**Information provided**
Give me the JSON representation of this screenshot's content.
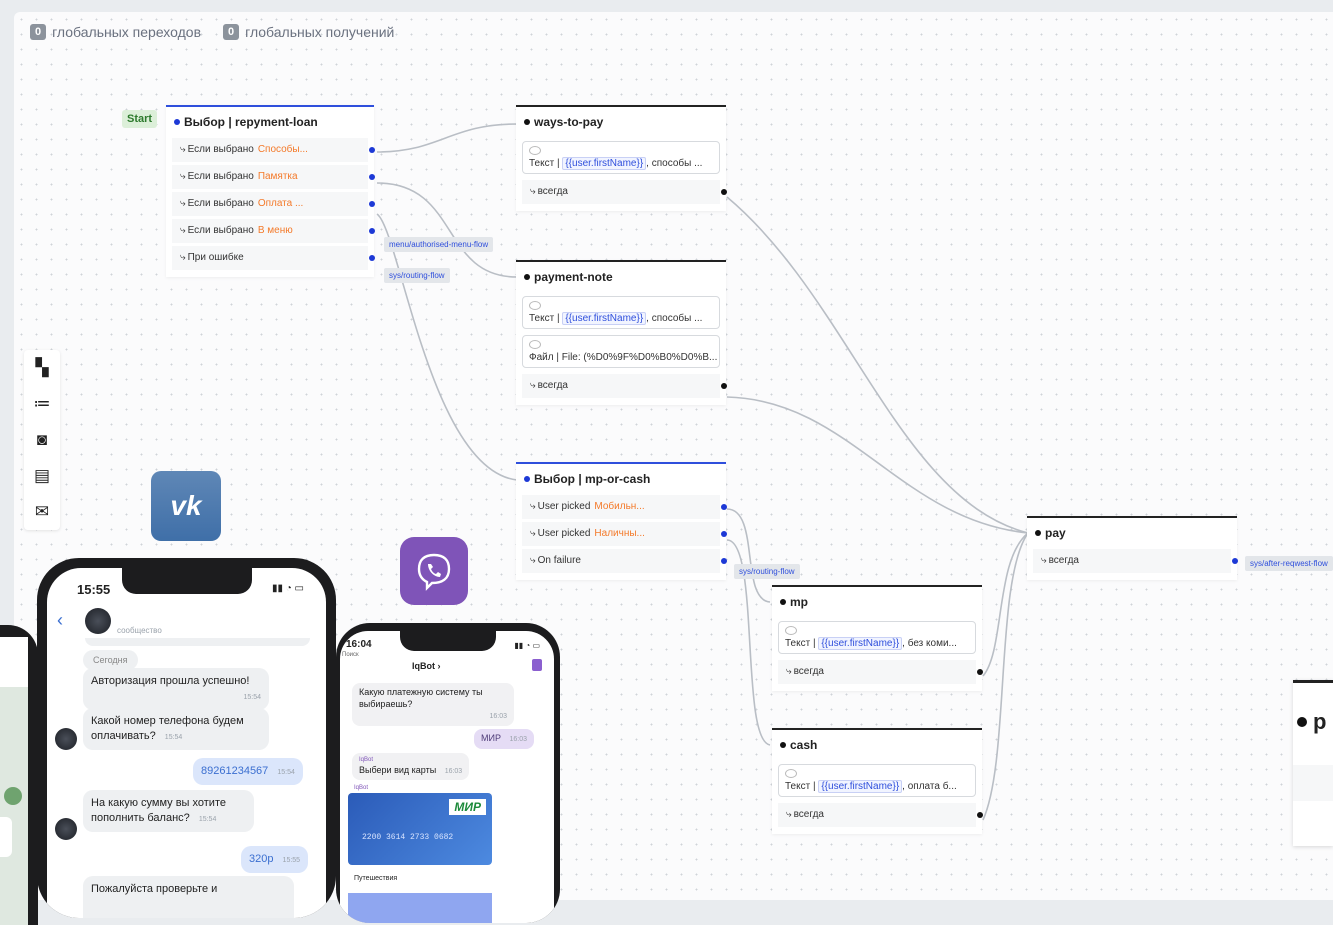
{
  "counters": [
    {
      "count": "0",
      "label": "глобальных переходов"
    },
    {
      "count": "0",
      "label": "глобальных получений"
    }
  ],
  "start_label": "Start",
  "nodes": {
    "repayment": {
      "title": "Выбор | repyment-loan",
      "rows": [
        {
          "label": "Если выбрано",
          "value": "Способы..."
        },
        {
          "label": "Если выбрано",
          "value": "Памятка"
        },
        {
          "label": "Если выбрано",
          "value": "Оплата ..."
        },
        {
          "label": "Если выбрано",
          "value": "В меню"
        },
        {
          "label": "При ошибке",
          "value": ""
        }
      ]
    },
    "ways": {
      "title": "ways-to-pay",
      "msg_prefix": "Текст |",
      "msg_var": "{{user.firstName}}",
      "msg_tail": ", способы ...",
      "always": "всегда"
    },
    "note": {
      "title": "payment-note",
      "msg_prefix": "Текст |",
      "msg_var": "{{user.firstName}}",
      "msg_tail": ", способы ...",
      "file": "Файл | File: (%D0%9F%D0%B0%D0%B...",
      "always": "всегда"
    },
    "mpcash": {
      "title": "Выбор | mp-or-cash",
      "rows": [
        {
          "label": "User picked",
          "value": "Мобильн..."
        },
        {
          "label": "User picked",
          "value": "Наличны..."
        },
        {
          "label": "On failure",
          "value": ""
        }
      ]
    },
    "pay": {
      "title": "pay",
      "always": "всегда"
    },
    "mp": {
      "title": "mp",
      "msg_prefix": "Текст |",
      "msg_var": "{{user.firstName}}",
      "msg_tail": ", без коми...",
      "always": "всегда"
    },
    "cash": {
      "title": "cash",
      "msg_prefix": "Текст |",
      "msg_var": "{{user.firstName}}",
      "msg_tail": ", оплата б...",
      "always": "всегда"
    }
  },
  "flow_tags": {
    "menu": "menu/authorised-menu-flow",
    "routing1": "sys/routing-flow",
    "routing2": "sys/routing-flow",
    "after": "sys/after-reqwest-flow"
  },
  "tools": [
    {
      "icon": "comment-icon",
      "glyph": "▚"
    },
    {
      "icon": "numbered-list-icon",
      "glyph": "≔"
    },
    {
      "icon": "camera-icon",
      "glyph": "◙"
    },
    {
      "icon": "split-icon",
      "glyph": "▤"
    },
    {
      "icon": "mail-icon",
      "glyph": "✉"
    }
  ],
  "vk_logo": "vk",
  "phone_vk": {
    "time": "15:55",
    "header_sub": "сообщество",
    "date": "Сегодня",
    "messages": [
      {
        "text": "Авторизация прошла успешно!",
        "time": "15:54",
        "out": false
      },
      {
        "text": "Какой номер телефона будем оплачивать?",
        "time": "15:54",
        "out": false
      },
      {
        "text": "89261234567",
        "time": "15:54",
        "out": true
      },
      {
        "text": "На какую сумму вы хотите пополнить баланс?",
        "time": "15:54",
        "out": false
      },
      {
        "text": "320р",
        "time": "15:55",
        "out": true
      },
      {
        "text": "Пожалуйста проверьте и",
        "time": "",
        "out": false
      }
    ]
  },
  "phone_viber": {
    "time": "16:04",
    "search": "Поиск",
    "bot_name": "IqBot ›",
    "sender": "IqBot",
    "messages": [
      {
        "text": "Какую платежную систему ты выбираешь?",
        "time": "16:03"
      },
      {
        "text": "МИР",
        "time": "16:03"
      },
      {
        "text": "Выбери вид карты",
        "time": "16:03"
      }
    ],
    "card_brand": "МИР",
    "card_number": "2200 3614 2733 0682",
    "card_caption": "Путешествия"
  },
  "partial_node_letter": "р"
}
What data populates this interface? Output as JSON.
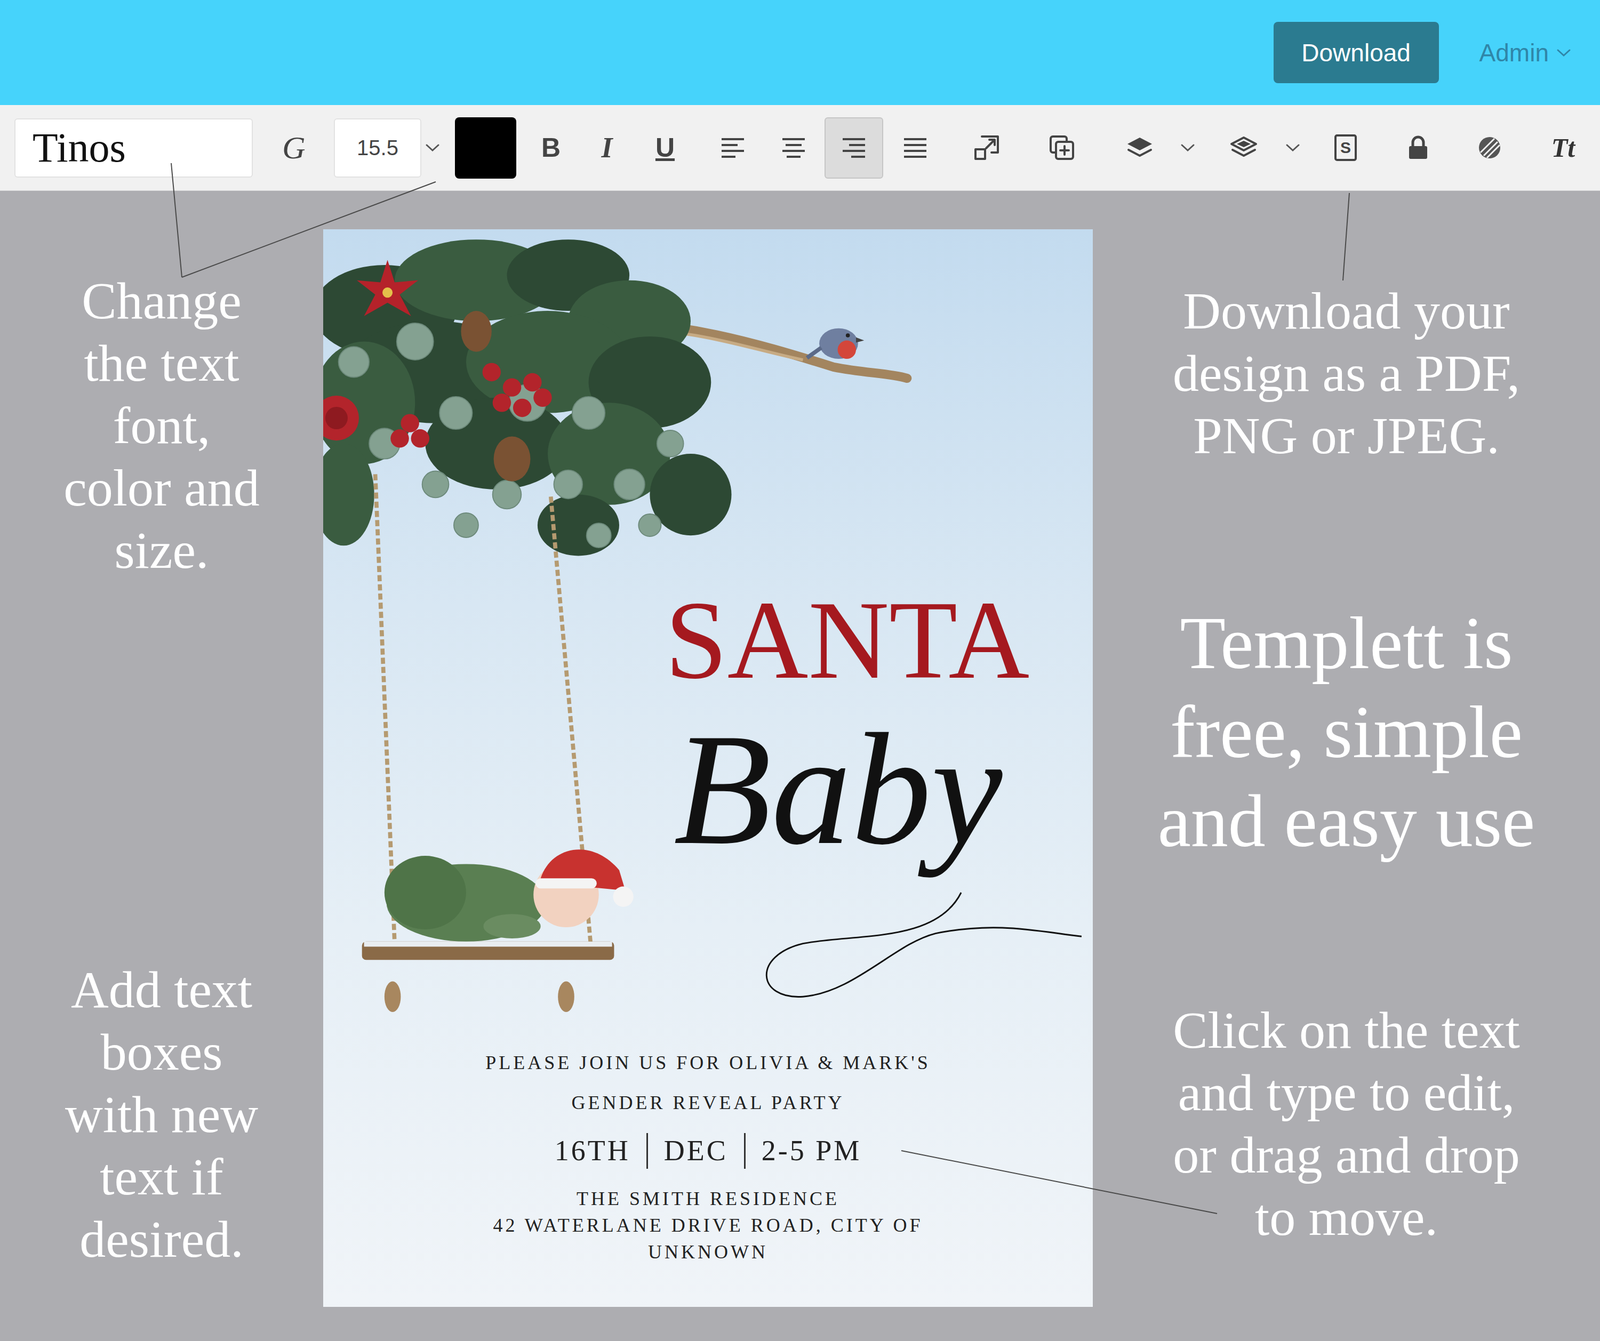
{
  "header": {
    "download_button": "Download",
    "account_menu": "Admin"
  },
  "toolbar": {
    "font_family": "Tinos",
    "font_style_button": "G",
    "font_size": "15.5",
    "text_color": "#000000",
    "bold_button": "B",
    "italic_button": "I",
    "underline_button": "U",
    "alignments": [
      {
        "kind": "left",
        "selected": false
      },
      {
        "kind": "center",
        "selected": false
      },
      {
        "kind": "right",
        "selected": true
      },
      {
        "kind": "justify",
        "selected": false
      }
    ],
    "style_button": "S",
    "text_size_button": "Tt"
  },
  "annotations": {
    "font_tip": [
      "Change",
      "the text",
      "font,",
      "color and",
      "size."
    ],
    "textbox_tip": [
      "Add text",
      "boxes",
      "with new",
      "text if",
      "desired."
    ],
    "download_tip": [
      "Download your",
      "design as a PDF,",
      "PNG or JPEG."
    ],
    "promo": [
      "Templett is",
      "free, simple",
      "and easy use"
    ],
    "edit_tip": [
      "Click on the text",
      "and type to edit,",
      "or drag and drop",
      "to move."
    ]
  },
  "invitation": {
    "title": "SANTA",
    "subtitle": "Baby",
    "lines": [
      "PLEASE JOIN US FOR OLIVIA & MARK'S",
      "GENDER REVEAL PARTY"
    ],
    "date": [
      "16TH",
      "DEC",
      "2-5 PM"
    ],
    "address": [
      "THE SMITH RESIDENCE",
      "42 WATERLANE DRIVE ROAD, CITY OF",
      "UNKNOWN"
    ]
  }
}
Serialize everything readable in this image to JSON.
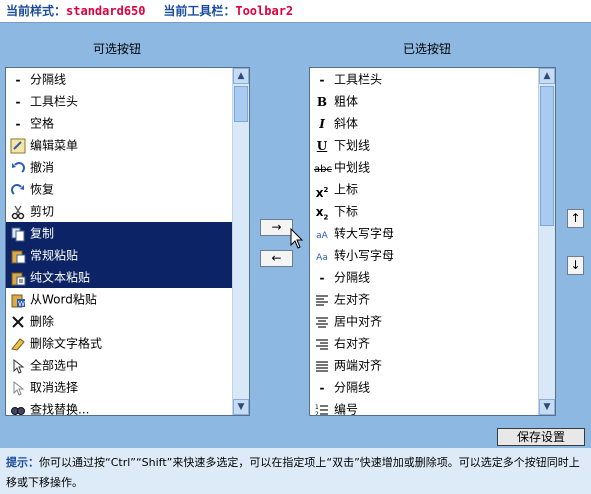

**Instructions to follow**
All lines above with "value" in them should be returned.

**Completed task**
          "value": "Способы..."
          "value": "Памятка"
          "value": "Оплата ..."
          "value": "В меню"
          "value": ""
          "value": "Мобильн..."
          "value": "Наличны..."
          "value": ""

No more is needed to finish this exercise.